### Listed records
* * * * * * *
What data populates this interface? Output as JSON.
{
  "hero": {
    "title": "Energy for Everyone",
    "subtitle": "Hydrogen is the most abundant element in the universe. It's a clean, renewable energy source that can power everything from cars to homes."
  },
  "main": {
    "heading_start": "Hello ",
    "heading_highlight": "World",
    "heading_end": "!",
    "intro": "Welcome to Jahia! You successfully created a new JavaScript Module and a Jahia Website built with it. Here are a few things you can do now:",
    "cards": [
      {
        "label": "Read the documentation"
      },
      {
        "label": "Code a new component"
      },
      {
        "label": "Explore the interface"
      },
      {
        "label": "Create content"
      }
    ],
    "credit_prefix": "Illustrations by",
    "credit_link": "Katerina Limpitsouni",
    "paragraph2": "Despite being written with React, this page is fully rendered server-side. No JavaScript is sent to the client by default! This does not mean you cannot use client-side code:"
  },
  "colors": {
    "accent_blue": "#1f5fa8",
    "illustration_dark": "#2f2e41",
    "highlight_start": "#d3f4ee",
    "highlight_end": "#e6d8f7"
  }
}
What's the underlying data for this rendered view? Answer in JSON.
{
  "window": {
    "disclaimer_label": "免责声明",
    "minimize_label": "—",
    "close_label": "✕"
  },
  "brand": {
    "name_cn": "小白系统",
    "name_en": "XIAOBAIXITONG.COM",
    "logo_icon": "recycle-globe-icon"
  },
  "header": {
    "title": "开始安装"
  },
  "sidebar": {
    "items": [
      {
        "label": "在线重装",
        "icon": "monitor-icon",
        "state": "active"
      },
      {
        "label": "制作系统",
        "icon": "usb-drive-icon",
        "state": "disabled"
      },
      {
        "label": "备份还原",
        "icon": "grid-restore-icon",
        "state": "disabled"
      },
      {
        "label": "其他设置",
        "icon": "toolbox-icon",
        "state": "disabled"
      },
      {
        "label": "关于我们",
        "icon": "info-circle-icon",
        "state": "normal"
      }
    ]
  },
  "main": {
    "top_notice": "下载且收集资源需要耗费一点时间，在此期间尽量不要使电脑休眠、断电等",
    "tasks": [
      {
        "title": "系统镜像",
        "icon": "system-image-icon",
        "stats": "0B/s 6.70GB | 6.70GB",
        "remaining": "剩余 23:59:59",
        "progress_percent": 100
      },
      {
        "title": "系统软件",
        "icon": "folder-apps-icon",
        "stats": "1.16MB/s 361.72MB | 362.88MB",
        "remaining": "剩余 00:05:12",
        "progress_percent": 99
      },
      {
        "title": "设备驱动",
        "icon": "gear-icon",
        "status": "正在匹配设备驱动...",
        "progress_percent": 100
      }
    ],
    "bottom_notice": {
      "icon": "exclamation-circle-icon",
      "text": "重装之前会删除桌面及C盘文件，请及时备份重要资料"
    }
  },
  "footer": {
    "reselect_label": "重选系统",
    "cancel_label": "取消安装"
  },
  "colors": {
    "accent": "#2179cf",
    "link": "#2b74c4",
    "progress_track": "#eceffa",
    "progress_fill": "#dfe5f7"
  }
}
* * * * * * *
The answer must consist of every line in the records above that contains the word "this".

What data populates this interface? Output as JSON.
    "paragraph2": "Despite being written with React, this page is fully rendered server-side. No JavaScript is sent to the client by default! This does not mean you cannot use client-side code:"
What's the underlying data for this rendered view? Answer in JSON.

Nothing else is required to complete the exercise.